Canine Cruciate Ligament Disease

By Collen Lum, LVT

Also Known As, Bolt-Yelp-Three Leg Syndrome

Jake going over cavaletti poles. This exercise improves range of motion and balance after surgery.

Jake the Whippet is improving his range of motion and balance by walking over cavaletti poles after his surgery.

It’s a nice, crisp, fall morning and you’re looking out through your window drinking a hot cup of coffee and your Labrador is beside you begging to go outside, so you open the door. He bolts out, jumping the decks steps towards an invading critter (i.e. squirrel, rabbit, unicorn, etc.)  and you hear a yelp. Sure enough he comes trotting back holding up one of his hind limbs. Sound familiar? More than likely, he injured his cranial cruciate ligament; possibly one of the most common stifle (knee) injuries in the dog.

The cranial cruciate ligament is one of the most important stabilizers of the knee joint in dogs, connecting the largest two bones in the hind limb together, and when it is injured can cause a lot of instability and pain. When it is torn, it is usually a result of slow degeneration (aging) that has been taking place over a few months or even years rather than the result of sudden trauma to a healthy ligament.

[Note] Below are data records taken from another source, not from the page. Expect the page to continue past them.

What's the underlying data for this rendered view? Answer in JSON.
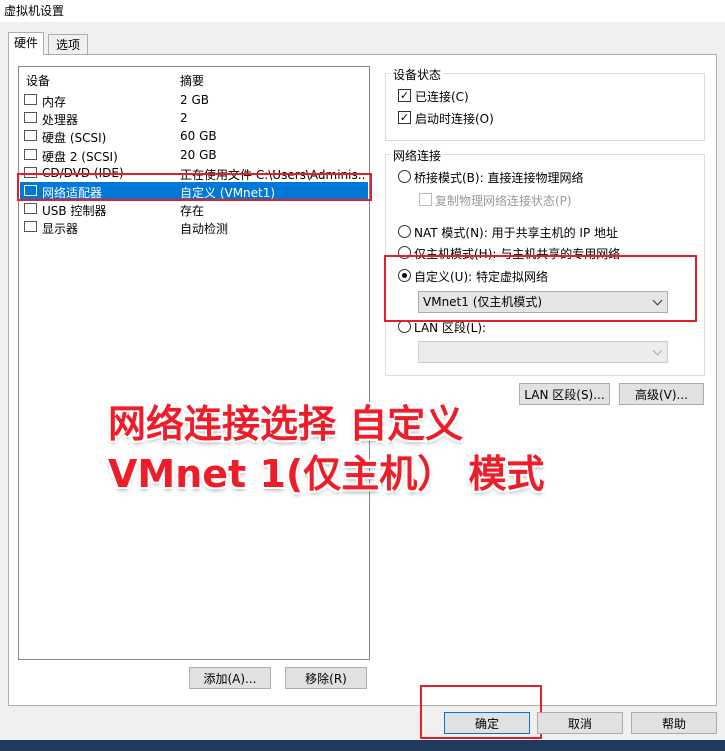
{
  "window": {
    "title": "虚拟机设置"
  },
  "tabs": [
    {
      "label": "硬件"
    },
    {
      "label": "选项"
    }
  ],
  "device_list": {
    "headers": {
      "device": "设备",
      "summary": "摘要"
    },
    "rows": [
      {
        "device": "内存",
        "summary": "2 GB",
        "icon": "memory-icon"
      },
      {
        "device": "处理器",
        "summary": "2",
        "icon": "cpu-icon"
      },
      {
        "device": "硬盘 (SCSI)",
        "summary": "60 GB",
        "icon": "hard-disk-icon"
      },
      {
        "device": "硬盘 2 (SCSI)",
        "summary": "20 GB",
        "icon": "hard-disk-icon"
      },
      {
        "device": "CD/DVD (IDE)",
        "summary": "正在使用文件 C:\\Users\\Adminis...",
        "icon": "cd-dvd-icon"
      },
      {
        "device": "网络适配器",
        "summary": "自定义 (VMnet1)",
        "icon": "network-adapter-icon"
      },
      {
        "device": "USB 控制器",
        "summary": "存在",
        "icon": "usb-icon"
      },
      {
        "device": "显示器",
        "summary": "自动检测",
        "icon": "monitor-icon"
      }
    ],
    "selected_index": 5,
    "add_button": "添加(A)...",
    "remove_button": "移除(R)"
  },
  "device_status": {
    "title": "设备状态",
    "connected": {
      "label": "已连接(C)",
      "checked": true
    },
    "connect_at_power_on": {
      "label": "启动时连接(O)",
      "checked": true
    }
  },
  "network_connection": {
    "title": "网络连接",
    "bridged": "桥接模式(B): 直接连接物理网络",
    "replicate": "复制物理网络连接状态(P)",
    "nat": "NAT 模式(N): 用于共享主机的 IP 地址",
    "host_only": "仅主机模式(H): 与主机共享的专用网络",
    "custom": "自定义(U): 特定虚拟网络",
    "custom_selected_value": "VMnet1 (仅主机模式)",
    "lan_segment": "LAN 区段(L):",
    "lan_segment_value": "",
    "lan_segments_button": "LAN 区段(S)...",
    "advanced_button": "高级(V)..."
  },
  "footer": {
    "ok": "确定",
    "cancel": "取消",
    "help": "帮助"
  },
  "annotation": {
    "line1": "网络连接选择 自定义",
    "line2": "VMnet 1(仅主机）  模式"
  },
  "colors": {
    "selection": "#0078d7",
    "annotation_red": "#ee1d2a"
  }
}
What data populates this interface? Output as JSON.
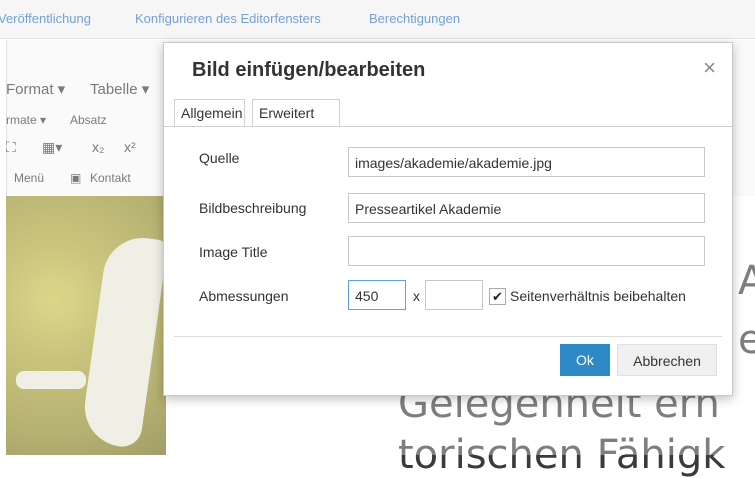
{
  "topnav": {
    "items": [
      "Veröffentlichung",
      "Konfigurieren des Editorfensters",
      "Berechtigungen"
    ]
  },
  "menubar": {
    "items": [
      "Format ▾",
      "Tabelle ▾"
    ]
  },
  "toolbar": {
    "formats": "rmate ▾",
    "paragraph": "Absatz",
    "menu_label": "Menü",
    "contact_label": "Kontakt"
  },
  "editor_text": {
    "line1": "A",
    "line2": "e",
    "line3": "Gelegenheit  erh",
    "line4": "torischen Fähigk"
  },
  "dialog": {
    "title": "Bild einfügen/bearbeiten",
    "close": "×",
    "tabs": [
      "Allgemein",
      "Erweitert"
    ],
    "fields": {
      "source": {
        "label": "Quelle",
        "value": "images/akademie/akademie.jpg"
      },
      "description": {
        "label": "Bildbeschreibung",
        "value": "Presseartikel Akademie"
      },
      "title": {
        "label": "Image Title",
        "value": ""
      },
      "dimensions": {
        "label": "Abmessungen",
        "width": "450",
        "separator": "x",
        "height": "",
        "keep_ratio_label": "Seitenverhältnis beibehalten",
        "keep_ratio_checked": true
      }
    },
    "buttons": {
      "ok": "Ok",
      "cancel": "Abbrechen"
    }
  },
  "colors": {
    "accent": "#2d8ac7",
    "link": "#2a6ebb"
  }
}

Factors and Predispositions

Therapeutic laser can be very beneficial for dogs with cranial cruciate ligament disease.

Therapeutic laser can be very beneficial for dogs with cranial cruciate ligament disease.

  • Middle aged dogs
  • Obese/poor physical condition
  • Highly active athletic dogs
  • Degeneration of the ligament (aging)
  • Genetics
  • Conformation
  • Breed
  • Previous injury to the opposite knee (40%-60% of dogs who have had CrCLD in one knee are more likely to injure their other cruciate ligament)

Diagnosis usually includes x-rays and examination of the knee by your veterinarian. Taking all factors into consideration will determine the best course of treatment for your dog (surgery vs conservative). If surgery is the best option, studies show that physical rehabilitation post operatively can speed up the recovery and improve the final outcome (website) as well as help prevent injury to the opposite knee. And in turn gets them back quicker to enjoying the things that they love.

References

Cranial Cruciate Disease. Website.  https://www.acvs.org/small-animal/cranial-cruciate-ligament-disease .  Accessed on Aug 31, 2015.  American College of Veterinary Surgeons.

Summers, Allecie. Common Diseases of Companion Animals 2nd Edition. Mosby Elsevier Copyright 2007

 

For Further Information:

  • Post  Surgical Rehabilitation for Pets
  • Case Studies
    • Doods – A corgi returning to agility competition after TPLO surgery
    • Spot – Orthotic Device for R Cruciate Tear
    • Zeke – A canine officer, returning to work after TPLO surgery
    • Dazy – L MRIT Surgery (Cruciate Tear) Post-Op Rehab